The Environment Agency will be able to use the data to help predict and issue flood warnings, to help reduce the risk to property and life.
The Met Office will be able to use the data collected to help predict and issue weather warnings, to help reduce the risk to property and life.
Anglian Water will be able to use the data to help maintain balance in the sewage system, ultimately helping to prevent outflow into the ocean and protecting bathing water quality.
Anglian Water will be able to use the information to inform agricultural businesses about the best times to plant, harvest or apply treatments to land.
Flood planners can use the information gathered for managing future risk.
Information from the radar will be used in numerical weather prediction models to help inform longer term forecasts.
The Met Office, with the support of funding from the Environment Agency, has recently completed a project to upgrade all the radars throughout the UK.
Our focus is now on adding additional radars where coverage needs to be improved. This will help us to increase the lead-times of warnings for significant weather and flooding events.
When will it be built if planning permission is given?
Current plans are for work to start in 2020.
How long will it take to build?
Building works, including groundworks and installation of the radar, will take approximately 6 months.
Will the land be made good after the building work?
The Met Office is committed to sustainable development and any flora removed during the building work will be replaced or replanted.
Is it true that, if the radar gets built, the Met Office will be able to veto all further planning applications in the area?

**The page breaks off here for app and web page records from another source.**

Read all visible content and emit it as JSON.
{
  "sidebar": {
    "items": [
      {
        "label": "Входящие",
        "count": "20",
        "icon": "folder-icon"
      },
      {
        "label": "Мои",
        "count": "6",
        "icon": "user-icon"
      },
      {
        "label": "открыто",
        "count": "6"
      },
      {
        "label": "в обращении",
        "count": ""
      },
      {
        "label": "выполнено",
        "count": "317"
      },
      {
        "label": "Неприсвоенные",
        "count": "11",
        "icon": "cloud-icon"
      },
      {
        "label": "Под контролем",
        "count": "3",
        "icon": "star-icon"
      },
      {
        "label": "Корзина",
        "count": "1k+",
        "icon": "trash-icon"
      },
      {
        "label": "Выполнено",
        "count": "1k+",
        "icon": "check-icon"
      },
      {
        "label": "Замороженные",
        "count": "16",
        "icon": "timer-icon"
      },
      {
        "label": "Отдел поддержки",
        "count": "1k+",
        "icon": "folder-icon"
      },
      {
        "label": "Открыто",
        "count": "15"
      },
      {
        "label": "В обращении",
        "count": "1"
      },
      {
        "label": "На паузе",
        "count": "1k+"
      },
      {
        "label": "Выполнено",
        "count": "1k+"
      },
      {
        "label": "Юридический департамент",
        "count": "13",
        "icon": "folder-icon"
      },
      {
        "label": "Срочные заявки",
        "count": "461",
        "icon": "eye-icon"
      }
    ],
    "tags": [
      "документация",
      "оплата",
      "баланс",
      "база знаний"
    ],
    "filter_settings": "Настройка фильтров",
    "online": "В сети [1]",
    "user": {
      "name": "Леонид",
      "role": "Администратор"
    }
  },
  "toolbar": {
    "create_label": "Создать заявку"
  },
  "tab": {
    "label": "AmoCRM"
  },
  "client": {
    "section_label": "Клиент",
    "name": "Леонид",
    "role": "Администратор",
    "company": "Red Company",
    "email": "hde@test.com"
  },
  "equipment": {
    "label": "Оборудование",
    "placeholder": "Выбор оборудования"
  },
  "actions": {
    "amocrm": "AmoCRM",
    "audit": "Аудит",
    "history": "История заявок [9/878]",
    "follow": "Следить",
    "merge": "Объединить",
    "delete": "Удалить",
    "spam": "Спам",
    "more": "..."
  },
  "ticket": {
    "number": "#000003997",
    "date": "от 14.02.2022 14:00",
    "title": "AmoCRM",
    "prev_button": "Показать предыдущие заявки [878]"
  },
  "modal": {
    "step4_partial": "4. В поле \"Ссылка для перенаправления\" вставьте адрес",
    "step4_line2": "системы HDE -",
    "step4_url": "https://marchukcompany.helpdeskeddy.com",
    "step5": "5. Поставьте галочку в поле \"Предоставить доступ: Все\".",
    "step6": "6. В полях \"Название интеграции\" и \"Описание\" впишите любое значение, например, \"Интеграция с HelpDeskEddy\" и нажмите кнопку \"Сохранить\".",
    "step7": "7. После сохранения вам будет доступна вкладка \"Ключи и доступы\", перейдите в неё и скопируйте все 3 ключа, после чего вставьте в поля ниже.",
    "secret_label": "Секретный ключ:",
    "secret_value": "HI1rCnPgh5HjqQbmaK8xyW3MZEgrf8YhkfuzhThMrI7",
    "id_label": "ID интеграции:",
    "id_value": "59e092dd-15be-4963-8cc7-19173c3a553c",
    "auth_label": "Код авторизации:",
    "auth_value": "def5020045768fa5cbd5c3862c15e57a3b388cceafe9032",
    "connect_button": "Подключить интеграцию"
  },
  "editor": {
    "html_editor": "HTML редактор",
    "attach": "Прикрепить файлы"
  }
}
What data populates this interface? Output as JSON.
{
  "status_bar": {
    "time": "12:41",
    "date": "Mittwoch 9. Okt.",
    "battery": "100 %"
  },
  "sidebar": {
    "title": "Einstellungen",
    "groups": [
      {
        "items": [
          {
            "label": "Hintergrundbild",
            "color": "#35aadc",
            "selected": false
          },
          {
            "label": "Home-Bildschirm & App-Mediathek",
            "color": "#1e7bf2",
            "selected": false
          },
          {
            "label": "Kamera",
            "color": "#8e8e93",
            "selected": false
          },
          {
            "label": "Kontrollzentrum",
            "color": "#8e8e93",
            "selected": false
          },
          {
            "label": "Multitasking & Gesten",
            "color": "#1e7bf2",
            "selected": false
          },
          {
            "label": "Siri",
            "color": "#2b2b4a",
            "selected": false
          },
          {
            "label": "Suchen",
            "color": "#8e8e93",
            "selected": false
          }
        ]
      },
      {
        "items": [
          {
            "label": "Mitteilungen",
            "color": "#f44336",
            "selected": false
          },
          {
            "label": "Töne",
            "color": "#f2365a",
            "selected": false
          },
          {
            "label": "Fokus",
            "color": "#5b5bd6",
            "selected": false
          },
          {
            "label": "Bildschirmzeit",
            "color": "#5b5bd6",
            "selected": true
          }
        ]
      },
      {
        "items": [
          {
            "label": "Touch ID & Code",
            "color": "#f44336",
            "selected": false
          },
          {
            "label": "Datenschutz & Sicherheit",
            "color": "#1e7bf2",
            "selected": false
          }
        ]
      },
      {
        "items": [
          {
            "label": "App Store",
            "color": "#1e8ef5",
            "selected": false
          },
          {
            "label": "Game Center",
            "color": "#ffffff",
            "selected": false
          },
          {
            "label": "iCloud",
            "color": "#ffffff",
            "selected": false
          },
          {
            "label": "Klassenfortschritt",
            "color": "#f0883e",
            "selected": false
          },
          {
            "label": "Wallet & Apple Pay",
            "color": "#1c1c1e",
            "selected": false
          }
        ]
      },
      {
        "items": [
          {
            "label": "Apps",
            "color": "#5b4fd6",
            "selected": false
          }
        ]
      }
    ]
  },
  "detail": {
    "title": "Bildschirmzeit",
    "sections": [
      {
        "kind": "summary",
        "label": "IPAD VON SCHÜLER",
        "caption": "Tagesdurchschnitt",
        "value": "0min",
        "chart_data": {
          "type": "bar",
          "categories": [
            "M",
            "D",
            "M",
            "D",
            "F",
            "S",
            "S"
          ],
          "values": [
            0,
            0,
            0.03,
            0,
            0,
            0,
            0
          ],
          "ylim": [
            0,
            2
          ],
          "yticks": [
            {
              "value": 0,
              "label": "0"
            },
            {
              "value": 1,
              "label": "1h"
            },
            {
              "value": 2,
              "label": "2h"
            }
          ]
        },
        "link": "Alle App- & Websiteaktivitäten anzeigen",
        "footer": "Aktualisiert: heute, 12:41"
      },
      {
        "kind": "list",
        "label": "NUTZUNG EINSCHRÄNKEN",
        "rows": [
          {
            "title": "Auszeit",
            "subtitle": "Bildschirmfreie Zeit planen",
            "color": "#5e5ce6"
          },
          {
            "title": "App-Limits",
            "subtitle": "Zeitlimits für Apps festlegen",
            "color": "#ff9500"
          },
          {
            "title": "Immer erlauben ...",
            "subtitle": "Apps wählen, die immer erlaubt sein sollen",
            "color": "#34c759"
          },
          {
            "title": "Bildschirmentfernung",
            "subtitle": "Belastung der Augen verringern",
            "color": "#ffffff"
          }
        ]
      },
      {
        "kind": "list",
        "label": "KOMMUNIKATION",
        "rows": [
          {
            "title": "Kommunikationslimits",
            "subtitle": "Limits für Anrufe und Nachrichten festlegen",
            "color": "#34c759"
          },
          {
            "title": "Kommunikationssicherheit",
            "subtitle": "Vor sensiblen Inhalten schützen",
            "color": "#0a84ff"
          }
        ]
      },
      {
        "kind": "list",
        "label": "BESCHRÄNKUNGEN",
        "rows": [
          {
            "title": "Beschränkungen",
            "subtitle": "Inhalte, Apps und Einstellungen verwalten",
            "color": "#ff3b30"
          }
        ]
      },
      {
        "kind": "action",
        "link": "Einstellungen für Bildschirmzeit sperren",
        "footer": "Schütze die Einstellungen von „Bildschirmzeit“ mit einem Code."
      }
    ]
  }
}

The Planning Direction for England gives Met Office a right to be consulted on planning applications based on maps we submit to local planning authorities outlining when and where we wish to be consulted. However, the Met Office cannot just veto applications. There are provisions where, in the worst case, if a planning authority was going to approve an application against the advice of the Met Office, a Direction under Section 77 of the Town & Country Planning Act could be considered which would effectively request that the application is ‘called in’ for determination by the Secretary of State rather than the planning authority.
Met Office have never used these provisions and our preference is to maintain contact throughout the planning process and to work with a developer to ensure that any concerns can be addressed and overcome where possible.
In this instance, a map will be prepared based on the height of the radar, surrounding topography and distance from the radar tower to identify heights of structures that may be of concern, and as such where we would wish to be consulted if a planning application fell within the identified zones.
However, Met Office are primarily concerned with tall structures such as wind turbines which are at greater risk of causing interference to the radar. Structures below the level of the radar are unlikely to be of concern. As such, more domestic style planning applications are rarely a cause for concern.
What happens if Anglian Water sell the site?
Anglian Water has confirmed that it has a long-term commitment to this site. However, should the site ever be sold, provisions are being agreed to ensure the radar can continue to occupy and operate from the site.
Is the Met Office offering any ‘benefits in kind’ to the local community?
The Met Office has long experience and a great reputation for engaging with schools and colleges on STEM activities. We would be delighted to work with the young people of Old Buckenham and the surrounding area in a similar way.
As the radar would be financed by public money, we cannot offer to fund local amenities (e.g. by providing a children’s playground) in the same way that a private developer might.
Why didn’t I get a leaflet telling me about the meeting?
We paid for a distribution of leaflets to the following postcodes NR16 1, NR16 2, NR17 1, NR17 2. We understand that some people did not receive a leaflet and are following this up with the distributors. We would welcome any information from individuals who did not receive a leaflet, so that we can follow this up.
Contact details and further information
For more information or specific queries, please contact EastAngliaRadar@metoffice.gov.uk
Q&A's updated 26 July 2019